Space and ground segment activities

May IXV integration & qualification (Turin, IT)
Jun–Aug IXV environmental tests (Noordwijk, NL)
Aug–Sep IXV flight & ground segments deployment (worldwide)

Jan–Feb IXV ground segment launch campaign (worldwide)
Jan–Feb IXV flight segment launch campaign (Kourou)
Feb Launch, mission & recovery (Kourou)

IXV spacecraft
From the outer to inner layers, IXV comprises:

  • Thermal protective shells of ceramics and ablatives to resist the extreme heat of reentry
  • Structural panels made of carbon-fibre reinforced polymer to hold inner elements in place during launch and landing
  • Functional and experimental subsystems equipment.

Components (from front to back):

  • Avionics (power, data handling, telemetry)
  • Parachute (supersonic multi-stage) and floatation devices
  • Actuators (thrusters and flaps).

It is expected to cost around €150 million for the design and development of the IXV flight vehicle, ground support equipment, and ground segment (mission control centre update, naval antenna, telemetry kits, communications network), along with qualification and mission operations. This includes expenses related to the recovery ship but excludes the cost of the Vega rocket.

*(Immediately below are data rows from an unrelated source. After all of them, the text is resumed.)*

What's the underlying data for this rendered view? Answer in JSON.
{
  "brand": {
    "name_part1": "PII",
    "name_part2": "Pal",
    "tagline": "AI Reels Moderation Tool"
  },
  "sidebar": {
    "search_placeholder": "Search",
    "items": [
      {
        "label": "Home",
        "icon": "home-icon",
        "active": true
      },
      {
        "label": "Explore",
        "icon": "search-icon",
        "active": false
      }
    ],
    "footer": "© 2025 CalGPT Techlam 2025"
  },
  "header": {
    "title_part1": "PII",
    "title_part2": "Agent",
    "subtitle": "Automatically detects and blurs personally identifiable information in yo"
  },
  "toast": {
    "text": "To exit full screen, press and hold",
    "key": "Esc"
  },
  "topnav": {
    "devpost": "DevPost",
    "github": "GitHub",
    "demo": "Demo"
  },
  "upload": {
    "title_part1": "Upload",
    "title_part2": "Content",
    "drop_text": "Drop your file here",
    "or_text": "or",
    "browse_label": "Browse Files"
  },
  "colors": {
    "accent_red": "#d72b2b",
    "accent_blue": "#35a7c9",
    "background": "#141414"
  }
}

Mission contractors
Thales Alenia Space Italia is the prime contractor for IXV’s space and ground segments, integrating competences from around 40 other European companies, universities and research institutes.

ESA Member States participating in the mission
The mission is primarily supported by seven member states: Italy, France, Switzerland, Spain, Belgium, Ireland and Portugal. Italy is providing the largest share of funding. Additional member states, such as Germany and the Netherlands, are providing complementary support to the mission.

Applications for controlled atmospheric reentry vehicles :

  • Reusable launchers stages (lower and upper)
  • Robotic exploration (for example, sample return from Mars or asteroid)
  • Servicing of orbital infrastructures (for example, International Space Station)
  • Servicing of future generation satellites (for example, in-orbit refuelling or disposal)
  • Microgravity experiments (for example, optimum time/cost ratio)
  • Earth sciences (for example, high-altitude atmospheric research)
  • Earth observation (for example, crisis monitoring)


Max. Takeoff Weight
Max Speed

FranceEuropean Space Agency (ESA)Île-de-France